While many have abused, tortured, and even killed people while attempting to perform exorcisms, most of these egregious cases took place outside the sanction of the Roman Catholic Church, which has clear restrictions around the procedure. The official rite requires an exorcist to make sure there is no medical explanation for the alleged demonic involvement.
“In the case of some intervention that is said to be demonic, the Exorcist should above all use the utmost circumspection and prudence as a matter of necessity,” Rev. Andrew Menke, executive director of the U.S. Council of Catholic Bishops’ Secretariat of Divine Worship, quoted in the rite of Exorcism. “First of all, he should not too easily believe that someone is possessed by a demon, when the person may be laboring under some illness, especially of a psychological nature.”
“Catholic Priests who are deputed to be exorcists regularly work with doctors and psychologists in the evaluation of the situations they encounter,” Menke told PJ Media.
Truqui explained that the people involved in his exorcisms had problems that could not be explained in medical terms. He recalled the case of a woman who may have been cursed by her mother-in-law. This woman felt “an almost constant sensation of daggers entering her legs, knitting needles in her arms, and a clenched hand at her chin,” The Guardian reported. Another patient, a man, was so obsessed with sexual gratification that he masturbated 40 times per day.
“Normally speaking it is humanly impossible … so that is a satanic thing,” the exorcist explained. “At the end of the exorcism, there is always relief,” in his experience.
In direct contrast to a “non-denominational” Hollywood exorcist, Truqui said full-on demon possession is extremely rare. Most people who come to see him have normal problems or mental illnesses, and he has sent them to seek psychiatric help in those cases, Truqui said. Only about 2-3 percent of those who come to him show signs of demonic “vexation.”
In these cases, victims are capable of feats of superhuman strength, Truqui explained. Their voices change and they growl or speak in tongues. The exorcist claimed to have seen people suddenly speak in Hebrew or Aramaic without having ever studied these languages.

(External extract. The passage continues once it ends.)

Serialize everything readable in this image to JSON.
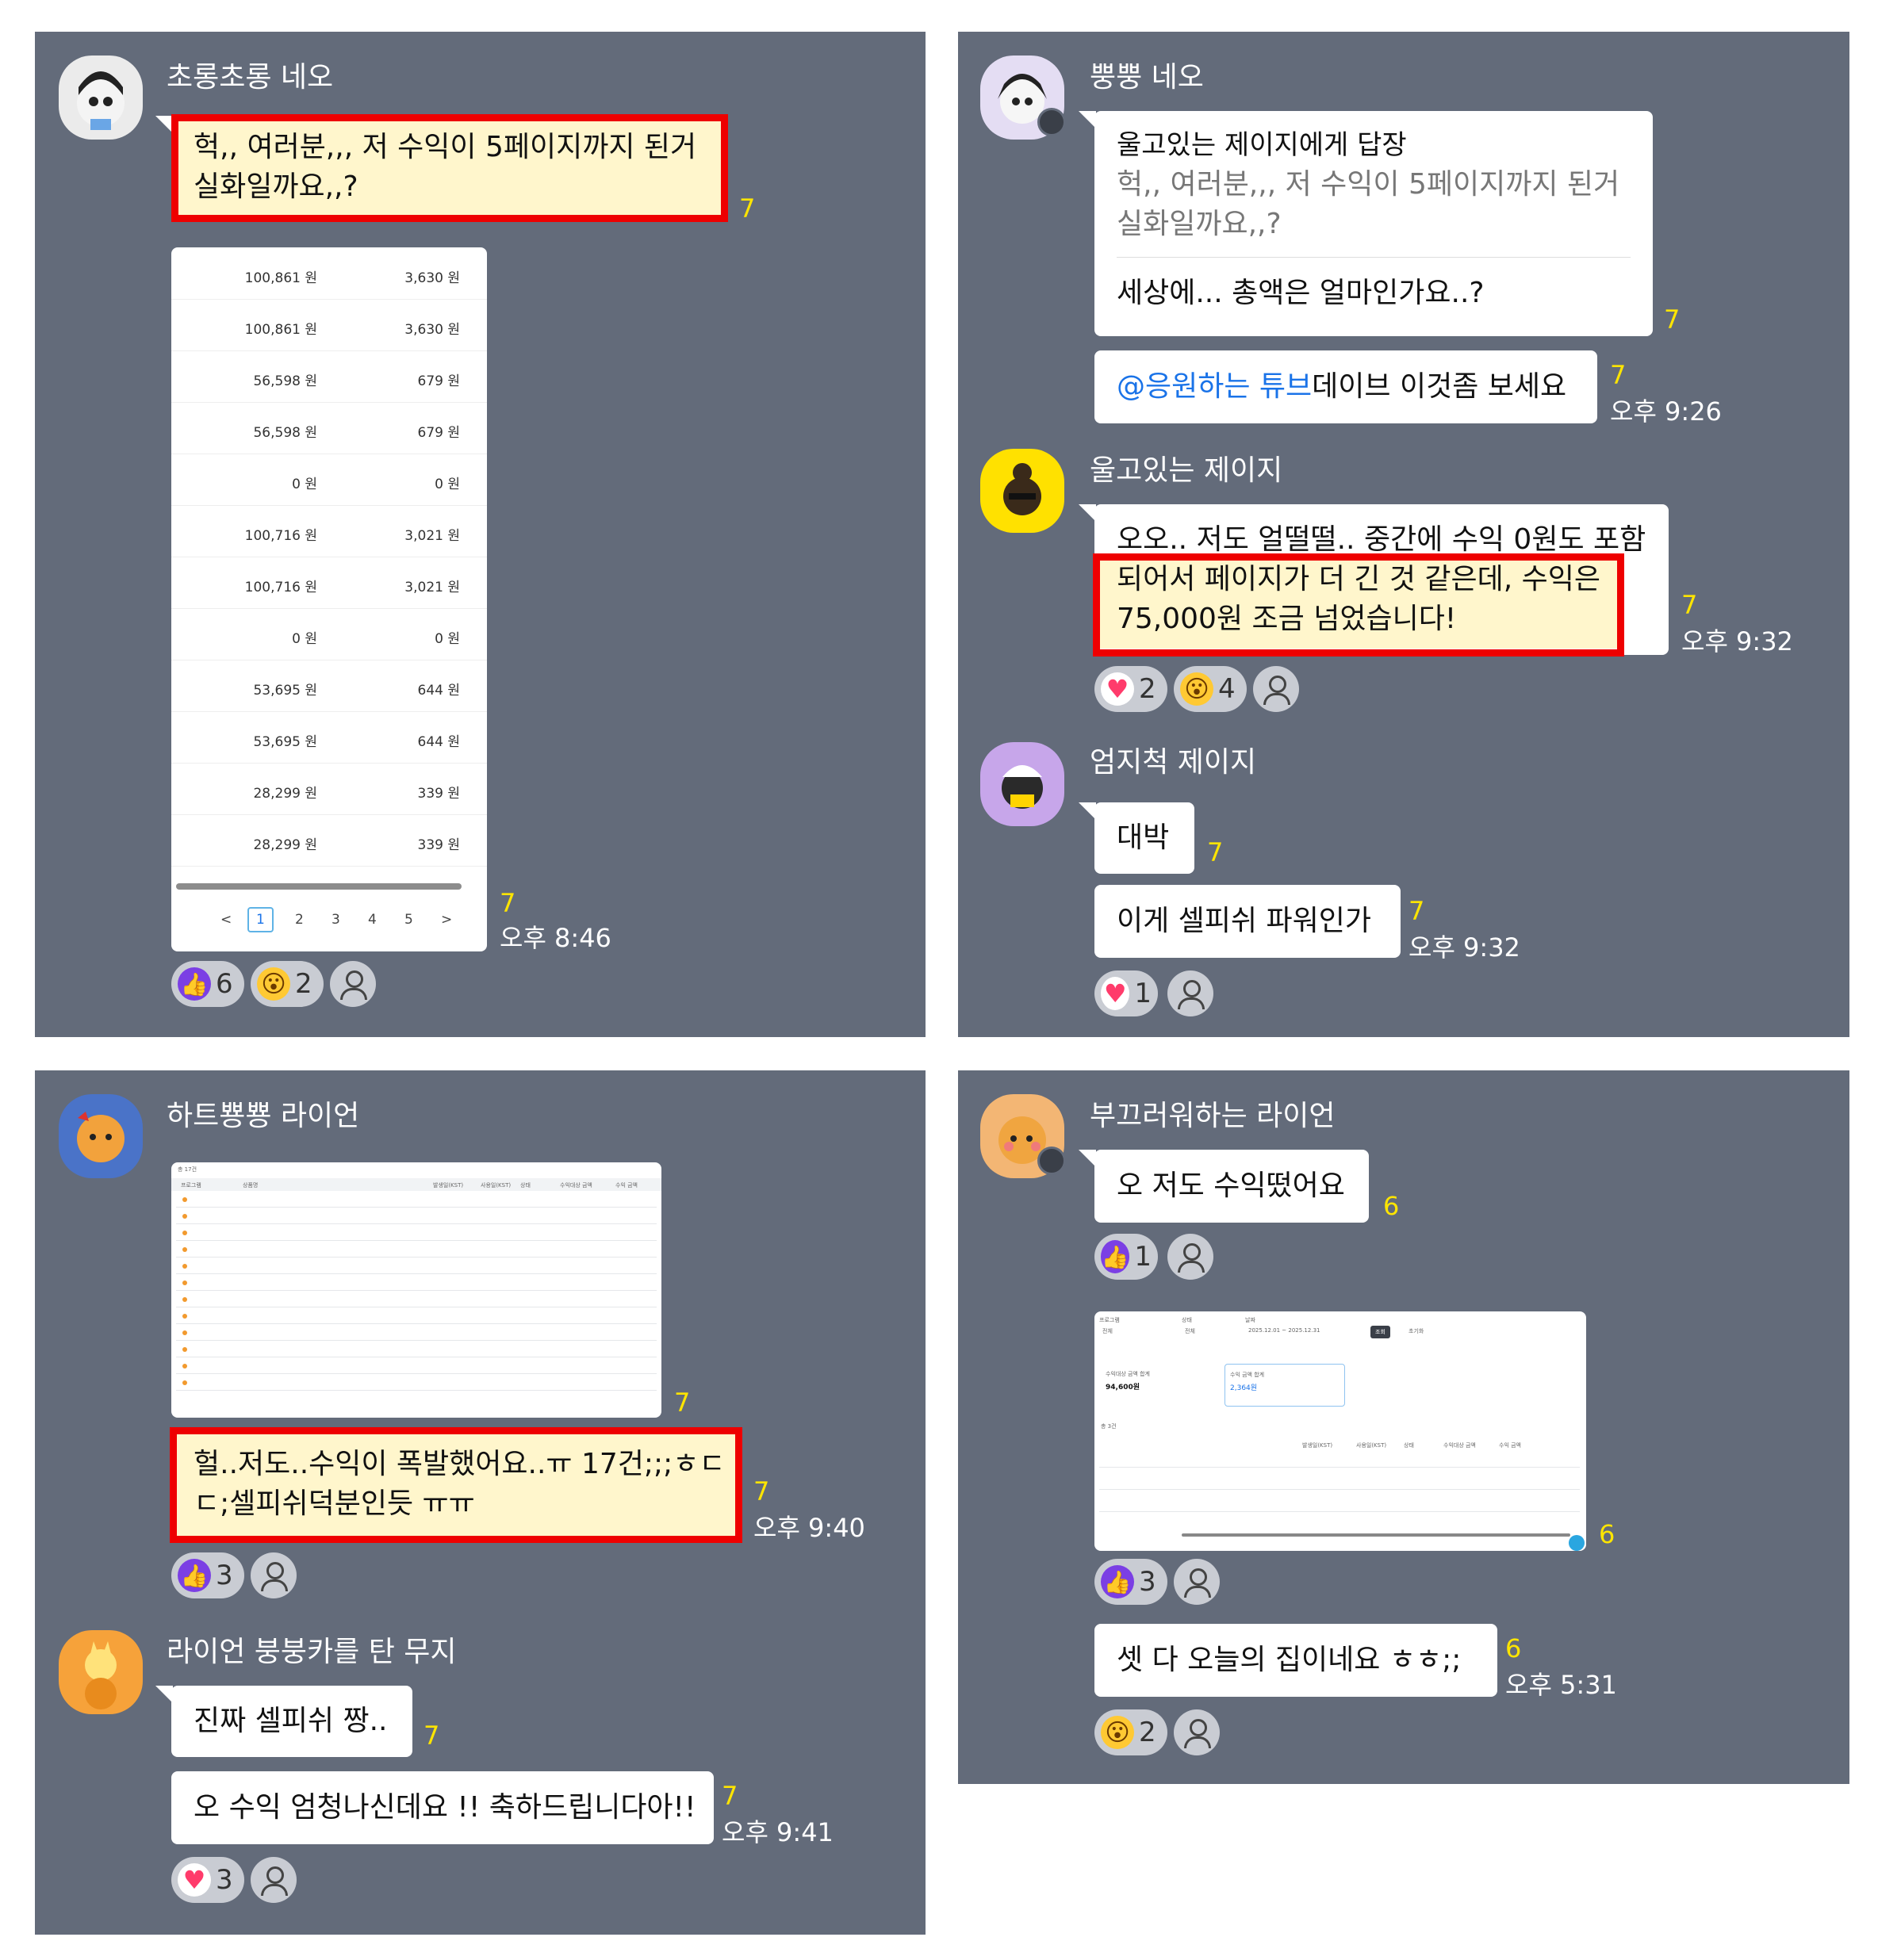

“Most of the time, the people who see me are victims,” the exorcist said. He described Satan as a cunning tempter. “The devil tempts the holy man in his holiness and the sinner in his sin.”
Truqui suggested that if Pope Francis were ever to be vexed or possessed by the devil, the devil would be cunning enough to tempt the pope in the most effective ways. The devil would not tempt Francis with lust for a woman, but he might prey on the pope’s sympathy for the poor, tempting him to ignore the affluent.
The exorcist said the process of exorcism is relatively boring, compared to the versions portrayed in popular culture. An exorcist would put his hand on a person’s back or head, and begin by reciting the Lord’s Prayer. In response, a vexed or possessed person might then start speaking for the devil.
Truqui told the Guardian about one case in particular. “[The subject] said ‘I am the prince of this world, I am Satan’, and the hairs on my arms went up. When you listen to a satanic growl, once you listen to the devil’s voice, you can recognise it.”
In a culture impacted by Postmodernism, the skeptical Modernist rejection of spiritual battles like the ones involved in exorcism has faded. Even atheists have started discussing spirituality, and one Hollywood exorcist suggested that everyone on earth “has probably been possessed.” In addition to the “non-denominational” variety, Muslims, Indian “godmen,” and Buddhists have engaged in exorcisms.
Ironically, in this climate of recently unleashed spirituality, the Roman Catholic Church’s balanced and well-regulated approach to exorcism may prove the most rational and even scientific in a world of competing spiritual theories.
Truqui is correct in saying that Jesus Christ was the first known exorcist. If the New Testament is correct in recording Jesus’s various miracles — including numerous exorcisms — the Catholic Church may represent a right way forward — or at least the least wrong way forward — for dealing with demons.